The palace is located in old Cairo and specifically in the Al-Khalifa area on Al-Seyoufiyya street off of Al-Saleeba street. It was erected by its owner prince Seif Al-Din Taz Ben Qatghag, who was one of the prominent princes in the Egyptian Mamluk Sultanate during the Bahri Dynasty.
Al-Ameer Taz palace
Al-Ameer Taz palace
Qatghah achieved notoriety under the rule of Al-Saleh Ismail Ben Al-Nasser Mohamed (1343-1345) until he rose to prominence during the era of his brother Al-Muzzaffar Hagi.
Efforts were made to revamp the palace, which is considered a hallmark in Islamic architecture, and to design a future plan that would ensure its survival and help it contribute to Egyptian culture. To realise such aspirations, this historical site was transformed into a center for cultural ingenuity to disseminate different arts within the Al-Khalifa and Qal’a neighbourhood, which are known to be two of the most splendid areas in Cairo. The neighbourhoods encompass a community known for their innate creativity, which allows the palace to embrace them, and find skilled cadres capable of molding a new artistic generation with a solid academic base.
Al-Ameer Taz palace
6. Bayt Al-Sinnari
Bayt Al-Sinnari is one of the grandiose palaces still in place. It was built for the corps d’elite of society and was erected by its owner Ibrahim Kat Khoda Al-Sinnari who spent a king’s ransom on its construction. It was established in the year 1209 AH (1794 CE) and is located in Hay Al-Nassereya in Al-Seyyada Zaynab. It sits at the end of a quarter currently known as harrat Manj (The Manj Quarter), after one of the scientists who accompanied the French expedition to Cairo in 1798. The members of the expedition had stayed at this house when they colonised Egypt.

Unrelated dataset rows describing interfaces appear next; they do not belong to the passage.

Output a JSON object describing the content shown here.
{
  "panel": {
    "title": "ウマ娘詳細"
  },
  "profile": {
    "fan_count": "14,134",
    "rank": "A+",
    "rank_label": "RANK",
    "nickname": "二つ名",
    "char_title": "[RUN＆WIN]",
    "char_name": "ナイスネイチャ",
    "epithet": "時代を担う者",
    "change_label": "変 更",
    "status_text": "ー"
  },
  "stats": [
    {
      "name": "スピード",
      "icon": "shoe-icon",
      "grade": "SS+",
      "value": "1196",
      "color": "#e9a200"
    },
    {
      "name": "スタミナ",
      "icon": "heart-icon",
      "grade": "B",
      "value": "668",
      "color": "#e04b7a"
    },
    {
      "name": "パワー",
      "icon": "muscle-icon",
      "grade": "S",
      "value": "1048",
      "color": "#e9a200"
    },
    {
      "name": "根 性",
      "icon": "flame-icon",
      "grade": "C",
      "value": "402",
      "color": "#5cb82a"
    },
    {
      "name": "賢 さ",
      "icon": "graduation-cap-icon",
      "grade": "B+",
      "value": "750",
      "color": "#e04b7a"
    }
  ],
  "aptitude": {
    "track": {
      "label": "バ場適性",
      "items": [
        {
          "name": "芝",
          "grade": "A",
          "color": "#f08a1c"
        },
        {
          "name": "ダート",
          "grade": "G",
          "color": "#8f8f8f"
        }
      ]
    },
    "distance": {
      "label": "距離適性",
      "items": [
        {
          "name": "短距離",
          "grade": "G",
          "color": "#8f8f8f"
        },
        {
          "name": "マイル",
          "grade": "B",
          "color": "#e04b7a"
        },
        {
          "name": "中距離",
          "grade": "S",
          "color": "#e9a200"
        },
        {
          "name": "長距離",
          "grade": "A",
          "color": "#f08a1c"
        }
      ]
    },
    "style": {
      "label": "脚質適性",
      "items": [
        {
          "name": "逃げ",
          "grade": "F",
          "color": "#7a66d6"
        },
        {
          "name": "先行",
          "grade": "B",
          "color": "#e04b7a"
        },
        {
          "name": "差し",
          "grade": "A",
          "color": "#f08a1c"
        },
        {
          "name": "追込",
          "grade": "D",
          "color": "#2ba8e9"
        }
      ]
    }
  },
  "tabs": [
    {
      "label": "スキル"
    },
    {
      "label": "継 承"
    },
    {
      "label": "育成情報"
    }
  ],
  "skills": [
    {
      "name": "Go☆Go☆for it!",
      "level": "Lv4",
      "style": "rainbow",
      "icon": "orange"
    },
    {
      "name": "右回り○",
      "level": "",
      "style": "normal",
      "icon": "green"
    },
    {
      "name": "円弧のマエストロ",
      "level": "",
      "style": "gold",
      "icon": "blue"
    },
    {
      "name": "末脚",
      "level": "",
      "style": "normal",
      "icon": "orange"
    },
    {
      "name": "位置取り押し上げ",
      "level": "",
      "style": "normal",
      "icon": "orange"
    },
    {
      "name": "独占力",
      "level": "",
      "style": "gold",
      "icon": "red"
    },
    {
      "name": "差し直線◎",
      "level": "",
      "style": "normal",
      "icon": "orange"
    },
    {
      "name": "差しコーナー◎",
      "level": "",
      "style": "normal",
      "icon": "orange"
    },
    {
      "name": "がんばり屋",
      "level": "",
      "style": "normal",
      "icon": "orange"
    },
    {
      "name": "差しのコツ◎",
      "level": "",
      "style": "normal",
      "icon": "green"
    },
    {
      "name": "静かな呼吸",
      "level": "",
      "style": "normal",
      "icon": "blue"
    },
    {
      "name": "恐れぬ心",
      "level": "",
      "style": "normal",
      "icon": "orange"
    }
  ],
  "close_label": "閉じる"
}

Ibrahim Kat Khoda Al-Sinnari, who was originally from Dankalla, Sudan, was a member of Cairo’s affluent society. He was a doorman in Mansoura, then moved to Upper Egypt, though he maintained a good relationship with prince Murad until he was able to become one of Cairo’s landed aristocracy. Al-Sinnari died in the year 1216 AH (1801 CE). After his death, the monument was transformed into a centre for artistic creation to disseminate culture in all its different kinds.
7. Wekkalat Al-Ghouri

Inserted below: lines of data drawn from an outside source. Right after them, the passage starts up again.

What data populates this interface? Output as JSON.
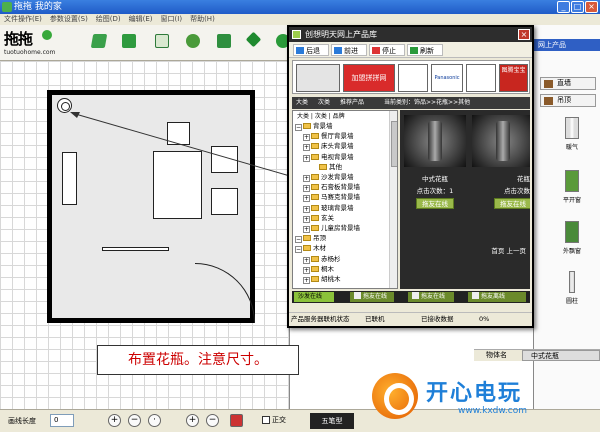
{
  "main_window": {
    "title": "拖拖 我的家",
    "menu": [
      "文件操作(E)",
      "参数设置(S)",
      "绘图(D)",
      "编辑(E)",
      "窗口(I)",
      "帮助(H)"
    ]
  },
  "brand": {
    "logo_text": "拖拖",
    "url": "tuotuohome.com"
  },
  "canvas": {
    "caption": "布置花瓶。注意尺寸。"
  },
  "status_bar": {
    "label": "画线长度",
    "value": "0",
    "checkbox_label": "正交"
  },
  "ime_label": "五笔型",
  "right_panel": {
    "title": "网上产品",
    "buttons": [
      "直墙",
      "吊顶"
    ],
    "items": [
      "暖气",
      "平开窗",
      "外飘窗",
      "圆柱"
    ],
    "prop_key": "物体名",
    "prop_value": "中式花瓶"
  },
  "product_window": {
    "title": "创想明天网上产品库",
    "nav": [
      "后退",
      "前进",
      "停止",
      "刷新"
    ],
    "ads": [
      "加盟拼拼网",
      "Panasonic",
      "图腾宝宝"
    ],
    "tabs": [
      "大类",
      "次类",
      "推荐产品",
      "当前类别：饰品>>花瓶>>其他"
    ],
    "tree_header": "大类 | 次类 | 品牌",
    "tree": [
      {
        "label": "背景墙",
        "level": 1
      },
      {
        "label": "餐厅背景墙",
        "level": 2
      },
      {
        "label": "床头背景墙",
        "level": 2
      },
      {
        "label": "电视背景墙",
        "level": 2
      },
      {
        "label": "其他",
        "level": 3
      },
      {
        "label": "沙发背景墙",
        "level": 2
      },
      {
        "label": "石膏板背景墙",
        "level": 2
      },
      {
        "label": "马赛克背景墙",
        "level": 2
      },
      {
        "label": "玻璃背景墙",
        "level": 2
      },
      {
        "label": "玄关",
        "level": 2
      },
      {
        "label": "儿童房背景墙",
        "level": 2
      },
      {
        "label": "吊顶",
        "level": 1
      },
      {
        "label": "木材",
        "level": 1
      },
      {
        "label": "赤杨杉",
        "level": 2
      },
      {
        "label": "桐木",
        "level": 2
      },
      {
        "label": "胡桃木",
        "level": 2
      }
    ],
    "products": [
      {
        "name": "中式花瓶",
        "clicks": "点击次数：1",
        "button": "拖友在线"
      },
      {
        "name": "花瓶",
        "clicks": "点击次数",
        "button": "拖友在线"
      }
    ],
    "pager": "首页  上一页",
    "users": [
      "沙发在线",
      "拖友在线",
      "拖友在线",
      "拖友离线"
    ],
    "status": {
      "label": "产品服务器联机状态",
      "state": "已联机",
      "data": "已接收数据",
      "progress": "0%"
    }
  },
  "watermark": {
    "title": "开心电玩",
    "url": "www.kxdw.com"
  }
}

Wekkalet Al-Ghouri, or Al-Ghouri Caravansary, is part of a funerary complex established by Sultan Al-Ashraf Abul Nasr Qansuh Al-Ghouri at the end of the Mamluk era. He built the caravansary to serve as a commercial centre for Egypt and its neighbouring countries.

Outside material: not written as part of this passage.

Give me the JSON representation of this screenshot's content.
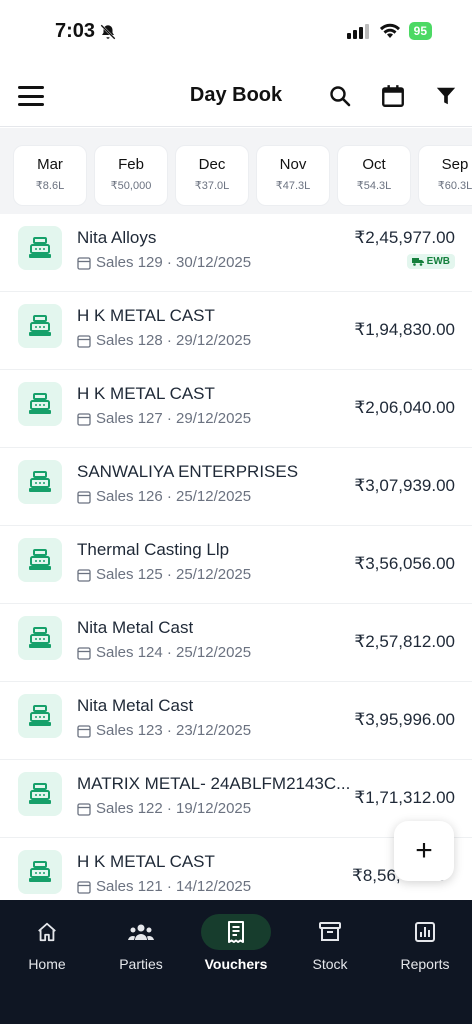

Al-Ghouri had a taste for architecture and left an artistic legacy of precious buildings in Egypt, Aleppo and Hijaz, most of which were built for charitable purposes. During his reign, he was interested in making Egypt more secure, so he built Aqaba castle and repaired the Mountain castle and Alexandria towers. Moreover, he renovated Khan Al-Khalili, fixed Imam Shafei’s dome and built a minaret for the Al-Azhar Mosque.
The centre was refurbished to allow it to carry its role more adeptly. It now encompasses a modern theatre, a changing room, and a hall that can hold up to 300 audience members as well as high-quality sound and lighting systems, in addition to a gift shop that sells souvenirs and the fund’s various publications.
8. Zeinab Khatoun
Zeinab Khatoun’s house was constructed in 1468 and is situated in Al-Azhar. The house was restored in the 90′s and is considered a beautiful example of the sophisticated domestic architecture that once filled the city of Cairo. The architectural beauty of the house has made it an impeccable location for shooting films and TV series.
The house has become a vibrant cultural centre as well as an attractive spot for tourists. It is now famous as an Egyptian coffee shop under the same name. The coffee shop is known for its Arabic essence and serves a wide array of authentic drinks that come in a multitude of flavors.